You've probably heard of carbon dioxide (CO2)—our lungs produce it when we breathe, and trees and plants use it to make oxygen. Carbon monoxide (CO) sounds the same, but it is very different.

Symptoms of CO poisoningWhere Does CO Come From?

CO is a dangerous gas that you can't smell or see. It is produced when people use natural gas or other fuels (such as gasoline, propane, fuel oil, and wood) without enough oxygen. Common sources of CO include gasoline engines running in closed garages, fuel-burning space heaters or water heaters with improper venting, and blocked chimneys or vent pipes.

What Are the Symptoms of CO Poisoning?

If you breathe in CO, it enters your bloodstream and robs oxygen from blood cells. This is called CO poisoning. The early effects of CO poisoning make you feel like you have the flu, but without the fever. Severe cases of CO poisoning can be deadly.

If you or someone in your home has these symptoms, get out of the house right away. Call 911, your local fire department, or local emergency medical service from a nearby phone.

How Can You Prevent CO Poisoning?

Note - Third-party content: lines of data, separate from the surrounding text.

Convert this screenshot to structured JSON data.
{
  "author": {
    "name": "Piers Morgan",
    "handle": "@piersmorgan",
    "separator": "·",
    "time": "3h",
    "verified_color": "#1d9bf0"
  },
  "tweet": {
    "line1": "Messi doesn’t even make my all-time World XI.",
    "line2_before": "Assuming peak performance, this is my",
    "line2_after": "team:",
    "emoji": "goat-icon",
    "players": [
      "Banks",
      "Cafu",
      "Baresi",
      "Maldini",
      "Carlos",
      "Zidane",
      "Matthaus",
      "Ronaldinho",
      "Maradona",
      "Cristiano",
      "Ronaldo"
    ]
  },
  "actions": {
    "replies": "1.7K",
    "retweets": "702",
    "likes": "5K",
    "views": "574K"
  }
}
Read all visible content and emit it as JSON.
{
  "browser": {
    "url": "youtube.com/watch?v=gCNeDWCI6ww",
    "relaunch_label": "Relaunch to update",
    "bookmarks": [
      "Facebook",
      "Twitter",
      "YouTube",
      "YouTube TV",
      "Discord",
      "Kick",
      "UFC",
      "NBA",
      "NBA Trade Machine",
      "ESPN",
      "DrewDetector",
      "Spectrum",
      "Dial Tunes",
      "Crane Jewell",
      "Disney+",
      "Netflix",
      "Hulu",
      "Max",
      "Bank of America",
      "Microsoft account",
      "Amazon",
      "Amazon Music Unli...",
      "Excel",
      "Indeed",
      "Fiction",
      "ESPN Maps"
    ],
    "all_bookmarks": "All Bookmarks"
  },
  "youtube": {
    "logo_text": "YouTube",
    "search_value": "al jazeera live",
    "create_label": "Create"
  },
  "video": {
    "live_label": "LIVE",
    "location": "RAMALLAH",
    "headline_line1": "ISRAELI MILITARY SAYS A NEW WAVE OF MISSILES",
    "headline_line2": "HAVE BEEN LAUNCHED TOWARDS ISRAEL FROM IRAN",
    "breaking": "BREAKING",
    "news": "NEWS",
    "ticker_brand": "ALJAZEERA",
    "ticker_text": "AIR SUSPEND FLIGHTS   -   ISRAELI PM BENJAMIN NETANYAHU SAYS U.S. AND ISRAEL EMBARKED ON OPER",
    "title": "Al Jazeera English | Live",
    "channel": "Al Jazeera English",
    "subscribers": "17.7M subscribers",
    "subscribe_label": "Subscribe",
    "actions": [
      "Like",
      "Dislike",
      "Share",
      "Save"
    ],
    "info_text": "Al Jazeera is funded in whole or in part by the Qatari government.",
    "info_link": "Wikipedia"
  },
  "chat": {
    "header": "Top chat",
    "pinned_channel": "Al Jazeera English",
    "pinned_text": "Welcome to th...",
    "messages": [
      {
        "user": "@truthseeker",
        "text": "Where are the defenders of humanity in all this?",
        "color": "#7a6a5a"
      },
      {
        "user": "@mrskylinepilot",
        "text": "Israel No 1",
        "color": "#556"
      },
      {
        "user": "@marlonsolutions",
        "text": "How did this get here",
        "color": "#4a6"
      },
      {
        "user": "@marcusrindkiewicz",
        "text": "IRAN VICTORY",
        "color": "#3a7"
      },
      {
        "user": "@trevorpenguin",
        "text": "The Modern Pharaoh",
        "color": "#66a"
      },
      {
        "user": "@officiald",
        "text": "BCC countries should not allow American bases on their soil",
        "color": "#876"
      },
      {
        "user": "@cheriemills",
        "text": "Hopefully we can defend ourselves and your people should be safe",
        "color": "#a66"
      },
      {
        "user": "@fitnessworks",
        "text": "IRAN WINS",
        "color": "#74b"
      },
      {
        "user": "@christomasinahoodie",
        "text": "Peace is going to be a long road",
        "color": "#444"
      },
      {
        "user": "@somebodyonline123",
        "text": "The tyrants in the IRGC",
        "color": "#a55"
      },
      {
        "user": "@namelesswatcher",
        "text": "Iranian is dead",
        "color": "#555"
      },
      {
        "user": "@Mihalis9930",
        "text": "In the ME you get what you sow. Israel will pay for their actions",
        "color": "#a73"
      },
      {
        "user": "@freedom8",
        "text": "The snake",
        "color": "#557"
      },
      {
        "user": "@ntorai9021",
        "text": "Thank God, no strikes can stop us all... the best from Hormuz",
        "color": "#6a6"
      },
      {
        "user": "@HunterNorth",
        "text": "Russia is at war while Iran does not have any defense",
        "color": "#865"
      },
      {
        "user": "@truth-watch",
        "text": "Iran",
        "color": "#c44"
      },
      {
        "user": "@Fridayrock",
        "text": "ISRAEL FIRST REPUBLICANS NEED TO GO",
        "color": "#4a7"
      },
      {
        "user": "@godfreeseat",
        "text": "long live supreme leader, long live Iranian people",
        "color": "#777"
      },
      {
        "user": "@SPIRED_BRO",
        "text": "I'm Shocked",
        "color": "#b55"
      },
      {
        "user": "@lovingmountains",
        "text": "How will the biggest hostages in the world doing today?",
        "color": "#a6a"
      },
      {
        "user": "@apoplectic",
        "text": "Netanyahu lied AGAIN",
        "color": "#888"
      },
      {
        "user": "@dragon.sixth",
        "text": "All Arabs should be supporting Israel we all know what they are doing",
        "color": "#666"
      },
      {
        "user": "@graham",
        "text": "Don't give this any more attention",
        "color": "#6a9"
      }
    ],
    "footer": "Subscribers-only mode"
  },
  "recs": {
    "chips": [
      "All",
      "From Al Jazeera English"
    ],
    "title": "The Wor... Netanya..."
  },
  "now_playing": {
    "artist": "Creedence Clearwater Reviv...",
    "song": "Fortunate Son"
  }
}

Tell the adults in your household they can prevent CO poisoning by paying attention to these four safety tips:

  1. Routinely maintain and inspect all heating systems and any fuel-burning appliances annually.
  2. Periodically check vents, flue pipes, and chimneys for corrosion or blockages.
  3. Never run your vehicle or fuel-burning equipment in an enclosed space.
  4. Buy, install, and use a CO alarm according to the manufacturer's instructions. (CO alarms are similar to smoke detectors.)